An increasing number of patients with central nervous system (CNS) tumor could survive to reproductive age. However, it is largely unknown whether the history of CNS tumor might affect pregnancy outcome. We aimed to explore the risk of being born preterm among children of CNS tumor survivors. By linking several nationwide registers in Sweden, we identified 1,369 children whose parents were childhood or adolescent CNS tumor survivors. Children whose parents did not have CNS tumor were matched randomly with a 5:1 ratio to generate the reference group. Conditional logistic regression was used to calculate the odds ratio (OR) and 95% confidence interval (CI). The prevalence of preterm birth (PTB) was 6.9% among children of survivors with CNS tumor and 5.2% among the matched controls. Children of survivors had an increased risk of PTB (adjusted OR = 1.29, 95%CI 1.01-1.65) compared to the matched controls. This risk was increased specifically among offspring of those diagnosed in childhood (adjusted OR = 1.53, 95%CI 1.14-2.06) but not adolescence (adjusted OR = 0.89, 95%CI 0.56-1.41). For families with more than one child, the risk was slightly lower among the second child as compared to the first child. The risk was negatively associated with time interval between parental diagnosis and childbirth. Parental medulloblastoma and ependymoma were most strongly associated with a higher risk of PTB. Children of survivors with CNS tumor experienced an elevated risk of PTB. However, the risk diminishes gradually after parental diagnosis of CNS tumor. Offspring of childhood CNS tumor survivors and medulloblastoma or ependymoma survivors may have the highest risk of PTB.
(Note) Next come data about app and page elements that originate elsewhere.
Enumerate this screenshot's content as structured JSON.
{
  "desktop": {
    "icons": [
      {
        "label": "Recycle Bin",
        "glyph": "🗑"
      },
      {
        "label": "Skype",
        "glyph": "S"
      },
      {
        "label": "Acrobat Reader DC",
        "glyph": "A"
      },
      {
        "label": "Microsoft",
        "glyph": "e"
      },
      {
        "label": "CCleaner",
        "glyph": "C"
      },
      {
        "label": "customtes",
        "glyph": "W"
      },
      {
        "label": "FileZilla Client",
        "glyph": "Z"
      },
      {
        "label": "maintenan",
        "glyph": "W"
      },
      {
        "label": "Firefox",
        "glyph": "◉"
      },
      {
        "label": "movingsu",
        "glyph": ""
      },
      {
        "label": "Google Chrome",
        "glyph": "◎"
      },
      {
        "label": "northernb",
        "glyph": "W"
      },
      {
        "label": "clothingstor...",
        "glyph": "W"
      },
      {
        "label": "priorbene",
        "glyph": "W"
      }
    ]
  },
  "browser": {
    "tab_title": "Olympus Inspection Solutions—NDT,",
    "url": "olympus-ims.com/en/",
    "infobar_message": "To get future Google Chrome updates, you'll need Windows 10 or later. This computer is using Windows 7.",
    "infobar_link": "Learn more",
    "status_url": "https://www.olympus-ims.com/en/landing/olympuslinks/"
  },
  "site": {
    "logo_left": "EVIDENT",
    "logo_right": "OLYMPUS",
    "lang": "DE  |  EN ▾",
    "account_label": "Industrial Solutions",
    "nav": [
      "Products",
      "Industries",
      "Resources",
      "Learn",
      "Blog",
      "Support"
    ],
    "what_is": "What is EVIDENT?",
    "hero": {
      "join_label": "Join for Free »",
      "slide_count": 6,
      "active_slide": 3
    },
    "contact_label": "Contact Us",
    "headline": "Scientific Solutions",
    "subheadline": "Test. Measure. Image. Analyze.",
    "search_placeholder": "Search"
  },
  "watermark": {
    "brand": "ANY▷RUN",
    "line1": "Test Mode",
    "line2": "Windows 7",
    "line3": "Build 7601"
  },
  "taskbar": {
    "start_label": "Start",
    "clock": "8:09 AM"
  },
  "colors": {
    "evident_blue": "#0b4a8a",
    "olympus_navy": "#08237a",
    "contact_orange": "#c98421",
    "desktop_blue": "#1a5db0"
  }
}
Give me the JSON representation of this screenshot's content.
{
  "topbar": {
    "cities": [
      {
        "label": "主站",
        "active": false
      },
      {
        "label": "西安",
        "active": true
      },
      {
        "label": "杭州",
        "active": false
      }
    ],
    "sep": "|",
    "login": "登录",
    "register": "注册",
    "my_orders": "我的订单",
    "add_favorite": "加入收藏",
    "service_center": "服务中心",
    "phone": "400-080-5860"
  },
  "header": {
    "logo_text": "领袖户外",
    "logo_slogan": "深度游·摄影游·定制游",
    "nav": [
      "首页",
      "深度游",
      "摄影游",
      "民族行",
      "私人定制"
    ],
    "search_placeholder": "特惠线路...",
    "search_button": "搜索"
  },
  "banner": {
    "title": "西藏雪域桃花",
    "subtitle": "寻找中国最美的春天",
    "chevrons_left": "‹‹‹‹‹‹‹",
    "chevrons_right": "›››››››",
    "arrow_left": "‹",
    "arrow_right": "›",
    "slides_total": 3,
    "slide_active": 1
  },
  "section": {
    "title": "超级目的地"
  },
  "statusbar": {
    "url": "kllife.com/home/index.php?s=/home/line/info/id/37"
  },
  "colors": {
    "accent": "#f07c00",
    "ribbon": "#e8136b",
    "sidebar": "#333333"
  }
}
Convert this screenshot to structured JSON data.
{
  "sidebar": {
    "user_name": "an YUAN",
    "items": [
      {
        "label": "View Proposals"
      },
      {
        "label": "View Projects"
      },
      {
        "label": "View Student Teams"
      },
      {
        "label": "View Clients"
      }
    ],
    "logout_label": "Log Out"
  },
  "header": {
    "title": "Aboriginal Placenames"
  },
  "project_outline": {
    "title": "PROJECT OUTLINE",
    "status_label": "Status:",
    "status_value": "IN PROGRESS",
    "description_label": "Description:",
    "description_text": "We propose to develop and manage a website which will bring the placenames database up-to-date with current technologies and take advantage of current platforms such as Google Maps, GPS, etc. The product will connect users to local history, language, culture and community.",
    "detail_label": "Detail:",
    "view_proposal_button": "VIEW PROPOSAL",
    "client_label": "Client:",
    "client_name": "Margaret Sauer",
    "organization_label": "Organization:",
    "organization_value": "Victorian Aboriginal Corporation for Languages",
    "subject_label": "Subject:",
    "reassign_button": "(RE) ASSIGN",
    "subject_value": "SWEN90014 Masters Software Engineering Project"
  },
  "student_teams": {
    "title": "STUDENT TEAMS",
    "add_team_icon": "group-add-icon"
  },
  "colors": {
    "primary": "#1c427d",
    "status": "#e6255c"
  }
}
ErratumIn: Int J Cancer. 2021 Mar 1;148(5):E3-E4 PMID 33319924